(Beginning of RECORDED DATA)
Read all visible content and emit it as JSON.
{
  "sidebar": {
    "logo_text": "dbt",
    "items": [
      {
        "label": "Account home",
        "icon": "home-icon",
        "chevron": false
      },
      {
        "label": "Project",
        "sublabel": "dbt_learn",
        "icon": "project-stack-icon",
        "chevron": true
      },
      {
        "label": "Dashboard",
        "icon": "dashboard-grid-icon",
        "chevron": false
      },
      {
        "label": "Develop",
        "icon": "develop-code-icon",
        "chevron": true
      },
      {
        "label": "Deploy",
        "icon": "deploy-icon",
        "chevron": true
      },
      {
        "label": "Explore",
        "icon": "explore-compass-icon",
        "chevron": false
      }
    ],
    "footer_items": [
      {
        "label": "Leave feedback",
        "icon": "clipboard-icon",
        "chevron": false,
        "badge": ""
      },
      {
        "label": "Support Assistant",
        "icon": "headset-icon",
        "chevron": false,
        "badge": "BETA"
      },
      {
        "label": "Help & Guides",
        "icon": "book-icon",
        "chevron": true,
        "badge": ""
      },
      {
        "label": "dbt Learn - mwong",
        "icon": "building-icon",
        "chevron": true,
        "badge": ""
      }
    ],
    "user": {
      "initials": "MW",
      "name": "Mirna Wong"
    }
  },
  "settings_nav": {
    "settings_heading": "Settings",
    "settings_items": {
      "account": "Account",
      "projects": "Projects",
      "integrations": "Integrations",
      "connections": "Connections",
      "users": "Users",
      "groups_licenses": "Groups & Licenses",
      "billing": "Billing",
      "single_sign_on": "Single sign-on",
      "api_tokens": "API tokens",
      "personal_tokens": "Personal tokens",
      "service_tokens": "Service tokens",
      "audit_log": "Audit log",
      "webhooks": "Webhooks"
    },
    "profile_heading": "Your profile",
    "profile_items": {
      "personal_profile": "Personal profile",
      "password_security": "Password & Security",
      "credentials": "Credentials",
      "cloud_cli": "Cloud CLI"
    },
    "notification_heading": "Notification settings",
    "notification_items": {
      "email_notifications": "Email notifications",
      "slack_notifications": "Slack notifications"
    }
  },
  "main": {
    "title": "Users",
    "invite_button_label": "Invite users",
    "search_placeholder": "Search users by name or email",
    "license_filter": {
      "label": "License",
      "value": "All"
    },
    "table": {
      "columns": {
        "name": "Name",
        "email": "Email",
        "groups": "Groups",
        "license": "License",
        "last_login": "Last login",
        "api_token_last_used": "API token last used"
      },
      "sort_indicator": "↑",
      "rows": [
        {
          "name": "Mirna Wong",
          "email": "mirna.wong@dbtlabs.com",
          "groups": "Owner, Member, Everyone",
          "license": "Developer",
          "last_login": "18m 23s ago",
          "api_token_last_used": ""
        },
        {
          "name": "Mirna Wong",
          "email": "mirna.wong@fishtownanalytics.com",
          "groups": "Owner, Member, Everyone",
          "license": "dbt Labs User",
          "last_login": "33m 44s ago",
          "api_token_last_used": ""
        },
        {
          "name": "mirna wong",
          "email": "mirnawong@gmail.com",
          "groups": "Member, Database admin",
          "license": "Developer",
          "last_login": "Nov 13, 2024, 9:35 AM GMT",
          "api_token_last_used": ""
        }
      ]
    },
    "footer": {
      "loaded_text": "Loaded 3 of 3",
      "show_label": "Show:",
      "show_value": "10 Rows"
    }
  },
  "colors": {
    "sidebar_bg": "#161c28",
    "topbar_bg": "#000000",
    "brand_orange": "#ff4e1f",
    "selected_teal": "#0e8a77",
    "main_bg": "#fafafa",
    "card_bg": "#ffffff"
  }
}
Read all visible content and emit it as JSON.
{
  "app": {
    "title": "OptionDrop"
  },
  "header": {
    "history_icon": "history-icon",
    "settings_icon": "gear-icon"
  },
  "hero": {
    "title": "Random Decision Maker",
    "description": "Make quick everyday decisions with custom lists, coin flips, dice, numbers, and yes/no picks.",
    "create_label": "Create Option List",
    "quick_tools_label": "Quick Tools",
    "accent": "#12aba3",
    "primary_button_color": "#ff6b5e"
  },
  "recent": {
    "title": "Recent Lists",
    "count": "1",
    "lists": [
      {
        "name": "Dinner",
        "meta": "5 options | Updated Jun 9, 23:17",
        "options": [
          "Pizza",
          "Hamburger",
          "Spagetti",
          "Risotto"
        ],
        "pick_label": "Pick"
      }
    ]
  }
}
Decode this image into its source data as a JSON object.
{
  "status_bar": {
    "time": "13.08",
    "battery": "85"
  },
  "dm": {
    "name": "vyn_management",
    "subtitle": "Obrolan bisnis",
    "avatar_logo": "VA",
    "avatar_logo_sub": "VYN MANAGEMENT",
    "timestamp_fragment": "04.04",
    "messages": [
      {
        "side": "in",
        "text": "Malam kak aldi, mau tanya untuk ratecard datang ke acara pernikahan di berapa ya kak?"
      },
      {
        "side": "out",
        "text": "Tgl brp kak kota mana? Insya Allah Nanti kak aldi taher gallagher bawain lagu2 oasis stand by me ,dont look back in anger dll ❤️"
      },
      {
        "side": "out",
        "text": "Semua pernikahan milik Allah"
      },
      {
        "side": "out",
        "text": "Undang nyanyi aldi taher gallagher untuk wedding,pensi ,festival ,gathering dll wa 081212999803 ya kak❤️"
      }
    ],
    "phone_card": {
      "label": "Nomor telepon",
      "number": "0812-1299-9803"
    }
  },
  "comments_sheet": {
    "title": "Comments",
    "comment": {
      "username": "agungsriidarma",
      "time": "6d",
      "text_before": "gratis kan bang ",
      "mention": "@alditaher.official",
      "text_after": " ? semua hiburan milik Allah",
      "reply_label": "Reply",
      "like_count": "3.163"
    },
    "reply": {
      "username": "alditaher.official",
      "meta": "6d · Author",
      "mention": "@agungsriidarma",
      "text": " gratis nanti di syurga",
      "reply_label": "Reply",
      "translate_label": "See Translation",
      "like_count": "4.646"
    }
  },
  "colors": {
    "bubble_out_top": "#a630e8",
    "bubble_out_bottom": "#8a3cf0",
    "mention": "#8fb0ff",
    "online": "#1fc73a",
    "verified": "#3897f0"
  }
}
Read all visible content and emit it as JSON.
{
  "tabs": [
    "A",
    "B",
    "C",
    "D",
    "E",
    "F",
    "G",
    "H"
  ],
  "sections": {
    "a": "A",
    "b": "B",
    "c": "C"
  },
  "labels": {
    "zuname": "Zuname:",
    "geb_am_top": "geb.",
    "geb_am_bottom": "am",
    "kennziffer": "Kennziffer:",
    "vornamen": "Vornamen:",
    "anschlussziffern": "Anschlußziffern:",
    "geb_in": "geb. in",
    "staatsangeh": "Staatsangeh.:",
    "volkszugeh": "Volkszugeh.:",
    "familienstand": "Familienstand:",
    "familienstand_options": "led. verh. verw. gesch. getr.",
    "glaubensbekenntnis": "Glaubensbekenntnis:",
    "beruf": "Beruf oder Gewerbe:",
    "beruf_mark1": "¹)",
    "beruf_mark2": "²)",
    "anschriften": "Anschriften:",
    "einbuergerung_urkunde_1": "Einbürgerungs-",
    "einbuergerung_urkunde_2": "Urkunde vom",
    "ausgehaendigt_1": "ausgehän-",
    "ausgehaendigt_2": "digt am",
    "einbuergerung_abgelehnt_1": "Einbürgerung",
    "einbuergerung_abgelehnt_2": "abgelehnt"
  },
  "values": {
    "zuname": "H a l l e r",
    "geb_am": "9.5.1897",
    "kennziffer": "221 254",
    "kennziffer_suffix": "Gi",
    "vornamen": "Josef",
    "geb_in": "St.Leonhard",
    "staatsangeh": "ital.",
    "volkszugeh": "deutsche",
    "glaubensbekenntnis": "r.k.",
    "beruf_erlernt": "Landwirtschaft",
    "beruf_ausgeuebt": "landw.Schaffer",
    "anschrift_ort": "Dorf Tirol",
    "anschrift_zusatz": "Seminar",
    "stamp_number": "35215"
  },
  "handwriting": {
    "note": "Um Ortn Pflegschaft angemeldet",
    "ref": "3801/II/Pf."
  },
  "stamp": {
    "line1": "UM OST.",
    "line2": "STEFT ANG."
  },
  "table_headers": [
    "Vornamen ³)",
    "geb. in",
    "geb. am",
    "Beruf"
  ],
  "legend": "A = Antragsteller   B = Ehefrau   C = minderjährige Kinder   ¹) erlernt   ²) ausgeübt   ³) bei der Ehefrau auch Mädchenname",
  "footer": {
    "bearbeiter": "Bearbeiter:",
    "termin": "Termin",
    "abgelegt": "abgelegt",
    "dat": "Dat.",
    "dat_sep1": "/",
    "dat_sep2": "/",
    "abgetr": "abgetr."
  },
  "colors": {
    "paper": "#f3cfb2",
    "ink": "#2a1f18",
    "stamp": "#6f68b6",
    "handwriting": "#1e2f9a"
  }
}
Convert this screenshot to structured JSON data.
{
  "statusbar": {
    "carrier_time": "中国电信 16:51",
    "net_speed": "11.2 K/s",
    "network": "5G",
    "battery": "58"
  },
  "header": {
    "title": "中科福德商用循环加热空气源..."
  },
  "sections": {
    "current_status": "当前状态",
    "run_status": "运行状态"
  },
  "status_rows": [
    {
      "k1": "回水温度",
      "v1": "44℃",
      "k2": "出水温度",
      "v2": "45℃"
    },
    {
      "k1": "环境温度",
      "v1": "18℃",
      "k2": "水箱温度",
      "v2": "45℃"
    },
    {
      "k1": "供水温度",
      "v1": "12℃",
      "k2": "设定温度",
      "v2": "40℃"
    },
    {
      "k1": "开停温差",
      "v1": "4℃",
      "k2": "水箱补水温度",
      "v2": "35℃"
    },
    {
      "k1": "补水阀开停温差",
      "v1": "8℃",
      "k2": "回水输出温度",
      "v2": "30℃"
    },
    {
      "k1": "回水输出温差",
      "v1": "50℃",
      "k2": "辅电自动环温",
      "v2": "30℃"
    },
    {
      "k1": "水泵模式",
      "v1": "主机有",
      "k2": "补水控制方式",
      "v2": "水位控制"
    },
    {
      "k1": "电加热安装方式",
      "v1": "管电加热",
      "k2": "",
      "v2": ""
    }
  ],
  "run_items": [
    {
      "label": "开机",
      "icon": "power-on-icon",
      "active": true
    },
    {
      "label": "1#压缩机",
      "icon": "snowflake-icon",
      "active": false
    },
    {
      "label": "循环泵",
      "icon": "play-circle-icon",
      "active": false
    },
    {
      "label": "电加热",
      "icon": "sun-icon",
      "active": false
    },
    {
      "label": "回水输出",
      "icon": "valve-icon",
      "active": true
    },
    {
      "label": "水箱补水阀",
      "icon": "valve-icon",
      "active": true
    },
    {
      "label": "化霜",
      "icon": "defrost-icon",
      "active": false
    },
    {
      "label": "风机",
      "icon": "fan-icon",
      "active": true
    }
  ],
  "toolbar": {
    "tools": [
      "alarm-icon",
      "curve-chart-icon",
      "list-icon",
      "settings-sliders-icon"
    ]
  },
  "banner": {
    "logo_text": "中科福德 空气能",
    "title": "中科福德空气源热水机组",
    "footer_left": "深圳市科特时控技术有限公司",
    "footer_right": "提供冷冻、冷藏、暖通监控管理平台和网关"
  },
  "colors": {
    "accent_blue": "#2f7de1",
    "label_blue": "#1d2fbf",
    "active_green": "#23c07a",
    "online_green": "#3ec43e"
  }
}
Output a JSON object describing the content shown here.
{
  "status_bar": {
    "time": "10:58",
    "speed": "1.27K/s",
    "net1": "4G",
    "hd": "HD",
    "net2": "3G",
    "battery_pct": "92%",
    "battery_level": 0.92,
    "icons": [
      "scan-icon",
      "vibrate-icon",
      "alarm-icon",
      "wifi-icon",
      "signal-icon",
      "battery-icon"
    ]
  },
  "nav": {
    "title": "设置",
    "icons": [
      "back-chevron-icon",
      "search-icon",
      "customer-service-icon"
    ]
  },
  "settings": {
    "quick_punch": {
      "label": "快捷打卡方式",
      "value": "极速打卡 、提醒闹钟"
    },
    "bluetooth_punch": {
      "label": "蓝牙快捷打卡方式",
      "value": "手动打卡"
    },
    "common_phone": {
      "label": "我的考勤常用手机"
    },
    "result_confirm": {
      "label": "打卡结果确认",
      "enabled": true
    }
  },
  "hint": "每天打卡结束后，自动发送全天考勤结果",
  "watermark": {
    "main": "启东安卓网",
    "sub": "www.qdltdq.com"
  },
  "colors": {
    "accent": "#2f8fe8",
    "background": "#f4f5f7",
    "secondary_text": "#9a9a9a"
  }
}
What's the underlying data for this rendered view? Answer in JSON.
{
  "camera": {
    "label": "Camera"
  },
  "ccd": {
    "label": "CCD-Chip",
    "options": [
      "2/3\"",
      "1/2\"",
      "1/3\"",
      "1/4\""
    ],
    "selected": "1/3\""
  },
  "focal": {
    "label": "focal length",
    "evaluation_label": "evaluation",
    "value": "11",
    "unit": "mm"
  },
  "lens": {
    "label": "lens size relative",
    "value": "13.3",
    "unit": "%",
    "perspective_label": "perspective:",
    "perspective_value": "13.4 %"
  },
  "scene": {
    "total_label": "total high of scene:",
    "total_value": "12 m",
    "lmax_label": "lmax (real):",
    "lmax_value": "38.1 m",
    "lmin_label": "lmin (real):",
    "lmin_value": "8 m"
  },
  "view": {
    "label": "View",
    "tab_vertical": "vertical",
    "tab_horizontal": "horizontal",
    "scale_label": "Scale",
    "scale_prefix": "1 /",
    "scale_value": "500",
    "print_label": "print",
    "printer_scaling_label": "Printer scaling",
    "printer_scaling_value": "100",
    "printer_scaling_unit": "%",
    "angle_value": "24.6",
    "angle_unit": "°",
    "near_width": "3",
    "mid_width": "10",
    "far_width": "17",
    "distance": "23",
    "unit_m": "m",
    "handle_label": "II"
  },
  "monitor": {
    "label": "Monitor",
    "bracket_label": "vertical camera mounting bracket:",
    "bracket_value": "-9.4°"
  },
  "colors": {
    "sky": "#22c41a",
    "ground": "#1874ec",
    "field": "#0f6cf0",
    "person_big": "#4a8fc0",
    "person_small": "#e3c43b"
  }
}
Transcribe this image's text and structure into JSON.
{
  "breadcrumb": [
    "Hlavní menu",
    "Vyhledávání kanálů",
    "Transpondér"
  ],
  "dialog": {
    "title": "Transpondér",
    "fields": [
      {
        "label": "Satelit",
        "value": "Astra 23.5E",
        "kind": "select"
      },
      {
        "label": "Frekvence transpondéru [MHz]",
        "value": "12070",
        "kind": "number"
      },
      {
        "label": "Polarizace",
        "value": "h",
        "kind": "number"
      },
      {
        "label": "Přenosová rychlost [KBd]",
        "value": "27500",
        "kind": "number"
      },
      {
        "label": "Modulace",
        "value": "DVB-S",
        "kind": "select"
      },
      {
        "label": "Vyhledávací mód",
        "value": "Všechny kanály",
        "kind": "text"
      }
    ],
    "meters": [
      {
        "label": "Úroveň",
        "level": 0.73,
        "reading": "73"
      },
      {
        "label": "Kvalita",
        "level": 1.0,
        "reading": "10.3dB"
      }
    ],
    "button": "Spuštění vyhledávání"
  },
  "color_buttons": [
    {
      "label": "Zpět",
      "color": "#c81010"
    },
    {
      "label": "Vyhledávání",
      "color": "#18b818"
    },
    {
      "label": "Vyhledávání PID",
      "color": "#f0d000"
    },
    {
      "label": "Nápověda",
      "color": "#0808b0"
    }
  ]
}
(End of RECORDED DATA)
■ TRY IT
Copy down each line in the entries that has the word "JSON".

■ EXERCISE RESPONSE
Read all visible content and emit it as JSON.
Read all visible content and emit it as JSON.
Decode this image into its source data as a JSON object.
Read all visible content and emit it as JSON.
Convert this screenshot to structured JSON data.
Output a JSON object describing the content shown here.
What's the underlying data for this rendered view? Answer in JSON.
Transcribe this image's text and structure into JSON.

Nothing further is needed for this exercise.